Artists who embrace technology for managing and printing their work have a distinct advantage in today’s digital age. The flexibility afforded by this allows creatives to do much more than have a single canvas of their work.
For over 200 years, artists have used a process of lithography to duplicate their work. The word “lithograph” means “a stone print.” Lithography works on the simple physical principle that oil and water do not mix. This technique came into use around 1798. Limestone is the most common surface on which to work. First, the image is rendered in reverse on the stone with grease crayons. Afterward, the stone is dampened with water, repelled by the greasy medium wherever the artist has drawn. Then the stone is inked with a massive roller loaded with oily ink, which only sticks to the greasy areas of the design but is repelled by the wet bare areas of the stone. The paper is then pressed onto the stone, and the ink is transferred to the paper. In a color lithograph, a different stone is used for each color. The stone must be re-inked each time the image is pressed to the paper. Most modern lithographs are signed by the artist and numbered to establish an edition.
An offset lithograph also referred to as a limited-edition print, is a reproduction done through a mechanical process. In this process, the artist has not directly contributed to making an original print: he has not designed the plate. Instead, paintings, drawings, watercolors are reproduced photomechanically. The artist may sign many of these “reproductions,” but technically, they are not genuinely original lithographs.
Giclée printing is a contemporary buzzword for fine art digital prints made on inkjet printers. Since then, Giclée means any fine-art printing, usually archival, printed using an inkjet printer. Artists, galleries, and print shops often suggest high visual quality printing, but it is an unregulated word with no associated warranty of value.
The word giclée is credited to printmaker Jack Duganne in the early 1990s. He was a printmaker working at Nash Editions, a large format digital print shop in Manhattan Beach, CA, initially founded by musician Graham Nash. Duganne wanted a name for the new type of prints they were producing on a modified IRIS 3047 graphics printer, a large-format, high-resolution industrial prepress proofing inkjet printer on which the paper receiving the ink is affixed to a rotating drum. The printer was adapted for use with fine-art printing.

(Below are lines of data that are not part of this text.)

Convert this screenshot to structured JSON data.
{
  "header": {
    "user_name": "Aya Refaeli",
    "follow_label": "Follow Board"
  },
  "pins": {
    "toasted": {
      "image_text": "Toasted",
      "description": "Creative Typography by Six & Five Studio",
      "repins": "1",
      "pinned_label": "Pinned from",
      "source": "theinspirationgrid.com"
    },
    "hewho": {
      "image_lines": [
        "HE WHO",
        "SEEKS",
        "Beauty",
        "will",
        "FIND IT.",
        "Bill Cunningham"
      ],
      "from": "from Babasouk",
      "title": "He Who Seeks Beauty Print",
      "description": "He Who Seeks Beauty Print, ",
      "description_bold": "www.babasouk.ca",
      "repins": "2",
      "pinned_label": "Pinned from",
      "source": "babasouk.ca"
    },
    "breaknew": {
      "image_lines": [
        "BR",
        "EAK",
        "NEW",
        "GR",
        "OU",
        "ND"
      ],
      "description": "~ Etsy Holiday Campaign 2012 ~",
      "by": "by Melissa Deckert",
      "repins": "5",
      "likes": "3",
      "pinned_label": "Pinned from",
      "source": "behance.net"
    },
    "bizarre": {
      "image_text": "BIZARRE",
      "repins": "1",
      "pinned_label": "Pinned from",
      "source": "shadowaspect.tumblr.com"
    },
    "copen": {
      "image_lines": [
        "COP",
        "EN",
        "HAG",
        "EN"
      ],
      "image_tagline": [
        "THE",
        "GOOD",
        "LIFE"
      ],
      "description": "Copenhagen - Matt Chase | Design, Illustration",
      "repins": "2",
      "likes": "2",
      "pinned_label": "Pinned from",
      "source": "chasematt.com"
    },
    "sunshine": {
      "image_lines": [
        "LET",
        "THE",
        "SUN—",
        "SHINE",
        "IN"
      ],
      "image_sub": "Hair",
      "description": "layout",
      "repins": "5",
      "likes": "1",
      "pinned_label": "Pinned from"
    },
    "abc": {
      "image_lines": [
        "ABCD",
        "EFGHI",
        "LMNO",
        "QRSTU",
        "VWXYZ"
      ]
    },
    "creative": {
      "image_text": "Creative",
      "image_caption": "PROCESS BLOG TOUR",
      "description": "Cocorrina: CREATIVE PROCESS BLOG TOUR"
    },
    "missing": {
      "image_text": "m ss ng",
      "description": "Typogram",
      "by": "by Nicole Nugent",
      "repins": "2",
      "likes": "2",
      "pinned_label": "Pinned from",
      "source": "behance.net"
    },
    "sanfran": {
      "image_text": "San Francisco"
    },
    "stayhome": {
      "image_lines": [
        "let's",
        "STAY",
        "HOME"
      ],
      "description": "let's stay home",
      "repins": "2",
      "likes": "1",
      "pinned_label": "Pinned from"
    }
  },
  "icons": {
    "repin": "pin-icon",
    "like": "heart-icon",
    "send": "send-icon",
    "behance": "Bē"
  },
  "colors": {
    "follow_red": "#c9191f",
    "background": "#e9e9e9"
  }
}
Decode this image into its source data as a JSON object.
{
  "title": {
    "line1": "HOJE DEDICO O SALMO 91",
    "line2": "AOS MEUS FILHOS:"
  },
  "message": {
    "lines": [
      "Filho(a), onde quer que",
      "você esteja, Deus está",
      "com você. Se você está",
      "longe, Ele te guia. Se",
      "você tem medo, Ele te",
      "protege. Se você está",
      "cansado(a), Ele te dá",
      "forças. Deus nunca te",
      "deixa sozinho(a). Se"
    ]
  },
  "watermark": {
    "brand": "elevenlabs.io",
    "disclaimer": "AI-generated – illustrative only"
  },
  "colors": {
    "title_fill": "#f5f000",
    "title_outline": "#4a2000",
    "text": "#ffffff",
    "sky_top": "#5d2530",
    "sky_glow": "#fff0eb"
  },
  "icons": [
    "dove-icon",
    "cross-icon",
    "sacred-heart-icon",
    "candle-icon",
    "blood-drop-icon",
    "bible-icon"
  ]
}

Duganne wanted a word that would differentiate such prints from the regular commercial Iris prints used for proofs in the commercial printing industry. Giclée comes from the French word gicleur, the French technical term for a jet or a nozzle, and the associated verb gicler (to squirt out). Une giclée (noun) means a spurt of some form of liquid. The French verb form gicler means to spray, spout, or squirt. Ever the creative, Duganne settled on the noun giclée.
In addition to its original association with Iris prints, the word giclée has become loosely associated with other types of inkjet printing. These processes include processes that use dyes or fade-resistant, archival inks (pigment-based), and archival substrates primarily produced on Canon, Epson, HP, and other large-format printers. These printers use the CMYK (Cyan, Magenta, Yellow, and Black) color process as a base with additional color cartridges for smoother gradient transitions (such as light magenta, light cyan, light, and very light gray), up to 12 different inks in top model printers [orange, green, violet (Epson); red, green, blue (HP)] to achieve more extensive color range. In addition, a wide variety of substrates on which an image is available to print with inks are available, including various textures and finishes such as matte photo paper, watercolor paper, cotton canvas, pre-coated canvas, or textured vinyl.

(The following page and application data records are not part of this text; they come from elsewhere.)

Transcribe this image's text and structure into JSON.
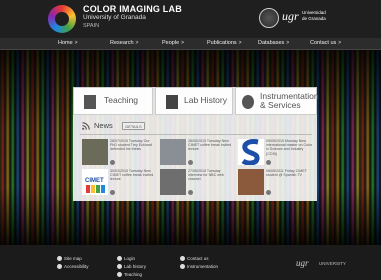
{
  "header": {
    "title": "COLOR IMAGING LAB",
    "subtitle": "University of Granada",
    "country": "SPAIN",
    "ugr_logo_text": "ugr",
    "ugr_name": "Universidad de Granada"
  },
  "nav": {
    "items": [
      {
        "label": "Home"
      },
      {
        "label": "Research"
      },
      {
        "label": "People"
      },
      {
        "label": "Publications"
      },
      {
        "label": "Databases"
      },
      {
        "label": "Contact us"
      }
    ],
    "chevron": ">"
  },
  "tiles": [
    {
      "label": "Teaching",
      "icon": "book-icon"
    },
    {
      "label": "Lab History",
      "icon": "history-icon"
    },
    {
      "label": "Instrumentation & Services",
      "icon": "gear-icon"
    }
  ],
  "news": {
    "title": "News",
    "button_label": "DETAILS",
    "items": [
      {
        "date": "28/07/2015 Tuesday",
        "text": "Our PhD student Trey Eckhard defended his thesis",
        "thumb_color": "#6b6b5a"
      },
      {
        "date": "28/05/2015 Tuesday",
        "text": "New CIMET coffee break invited lecture",
        "thumb_color": "#8a8f96"
      },
      {
        "date": "05/05/2015 Monday",
        "text": "New international master on Color in Science and Industry (COSI)",
        "thumb_color": "#1e4fa8"
      },
      {
        "date": "30/03/2015 Tuesday",
        "text": "New CIMET coffee break invited lecture",
        "thumb_color": "#c53a2f"
      },
      {
        "date": "27/05/2015 Tuesday",
        "text": "Interview for NBC web channel",
        "thumb_color": "#6e6e6e"
      },
      {
        "date": "06/05/2011 Friday",
        "text": "CIMET student @ Spanish TV",
        "thumb_color": "#8b5a3c"
      }
    ]
  },
  "footer": {
    "col1": [
      "Site map",
      "Accessibility"
    ],
    "col2": [
      "Login",
      "Lab history",
      "Teaching"
    ],
    "col3": [
      "Contact us",
      "Instrumentation"
    ],
    "ugr_logo_text": "ugr",
    "university_label": "UNIVERSITY"
  }
}
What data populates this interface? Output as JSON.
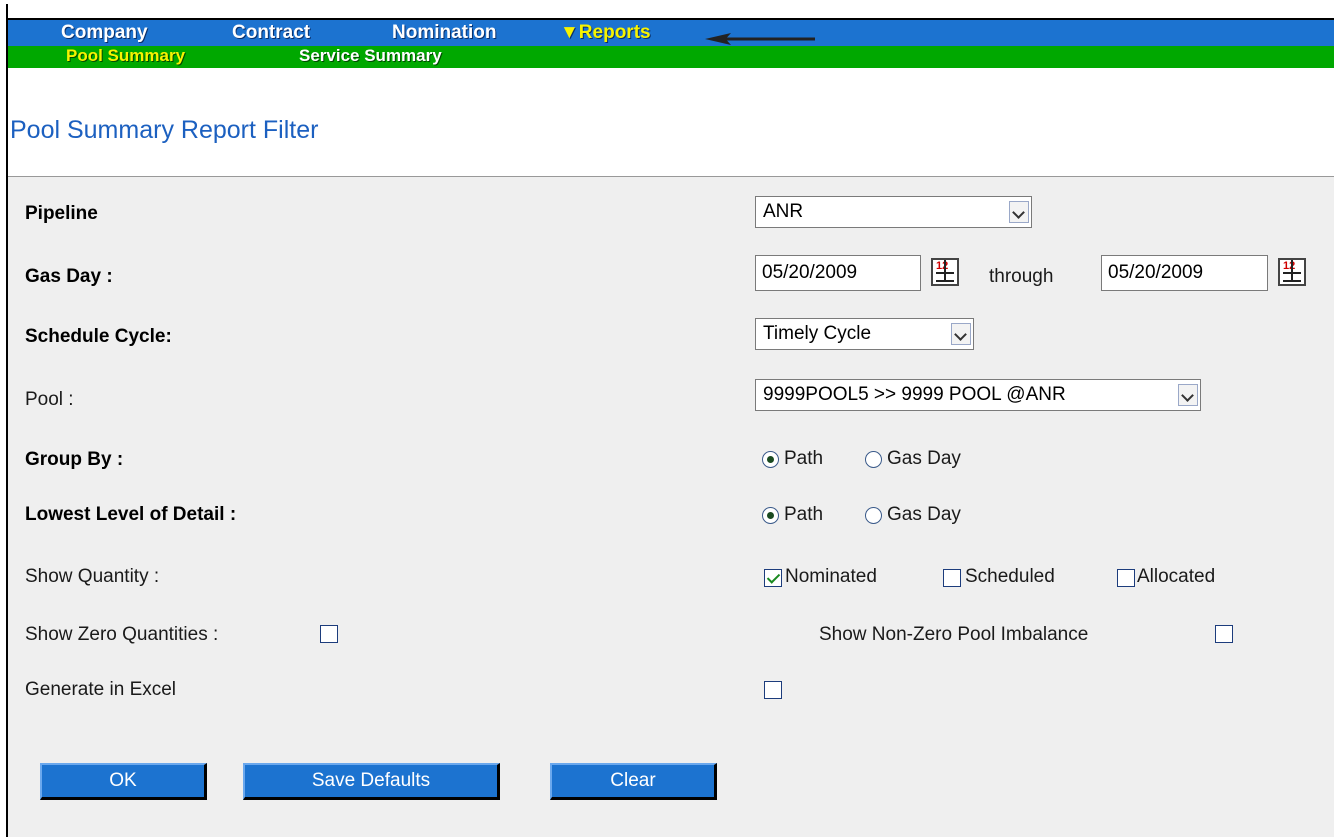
{
  "top_nav": {
    "items": [
      {
        "label": "Company"
      },
      {
        "label": "Contract"
      },
      {
        "label": "Nomination"
      },
      {
        "label": "▼Reports"
      }
    ]
  },
  "sub_nav": {
    "items": [
      {
        "label": "Pool Summary"
      },
      {
        "label": "Service Summary"
      }
    ]
  },
  "page_title": "Pool Summary Report Filter",
  "form": {
    "pipeline": {
      "label": "Pipeline",
      "value": "ANR"
    },
    "gas_day": {
      "label": "Gas Day :",
      "from": "05/20/2009",
      "through_label": "through",
      "to": "05/20/2009"
    },
    "schedule_cycle": {
      "label": "Schedule Cycle:",
      "value": "Timely Cycle"
    },
    "pool": {
      "label": "Pool :",
      "value": "9999POOL5 >> 9999 POOL @ANR"
    },
    "group_by": {
      "label": "Group By :",
      "options": [
        "Path",
        "Gas Day"
      ],
      "selected": "Path"
    },
    "lowest_level": {
      "label": "Lowest Level of Detail :",
      "options": [
        "Path",
        "Gas Day"
      ],
      "selected": "Path"
    },
    "show_quantity": {
      "label": "Show Quantity :",
      "options": [
        {
          "label": "Nominated",
          "checked": true
        },
        {
          "label": "Scheduled",
          "checked": false
        },
        {
          "label": "Allocated",
          "checked": false
        }
      ]
    },
    "show_zero": {
      "label": "Show Zero Quantities :",
      "checked": false
    },
    "show_nonzero_imbalance": {
      "label": "Show Non-Zero Pool Imbalance",
      "checked": false
    },
    "generate_excel": {
      "label": "Generate in Excel",
      "checked": false
    }
  },
  "buttons": {
    "ok": "OK",
    "save_defaults": "Save Defaults",
    "clear": "Clear"
  },
  "calendar_icon": {
    "name": "calendar-icon",
    "glyph_text": "12"
  },
  "colors": {
    "top_nav_bg": "#1c73d0",
    "sub_nav_bg": "#00a800",
    "active_nav_text": "#f7f300",
    "title_text": "#1c60c0",
    "button_bg": "#1c73d0"
  }
}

One interesting historical side note, the original IRIS 3047 graphics printer purchased by Graham Nash was finally retired from operations in 2003. The landmark printer and his first print – Nash’s 1969 photographic portrait of CSNY bandmate David Crosby-are now a part of the permanent collection of the Smithsonian’s National Museum of American History.
The idea of replicating painting by hand for an artist sounds daunting. However, unless you are Bob Ross, the best way to create multiple images of the same composition is to produce a digital image of your painting. By capturing it digitally, you forever have access to the image, which has many beneficial uses. The most important one is your ability to print reproductions. But how do you go about turning your painting into a high-resolution digital image file and not a cheesy art fair snapshot?
If you can use your visual skills for photography, you may be able to capture a good version of your work. If not, you may have a professional photographer in your network who would be willing to assist you with this undertaking.
If you attempt this yourself, you need more than putting your work on an easel and shooting. Instead, approach this as any photographer would. Use the right tools to get the best results. The key to success is using a photographing Art Easel. This specialty easel is crucial for holding artwork upright and square to the camera.
Don’t use your phone to capture your work. A 35 mm DSLR camera that has a resolution of at least 14 megapixels is the right tool. You can never have too many pixels when photographing something as detailed as a painting. Invest in an electronic cable release when shooting artwork. This cable releases the shutter without a shake or vibration from tripping the shutter with your finger. Use a tripod to make things level and square in the viewfinder and to eliminate shake or vibration. Light your work appropriately. Use a lighting kit that consists of light stands, strobe heads, and softboxes or umbrellas. You can purchase this kit for under $600.00.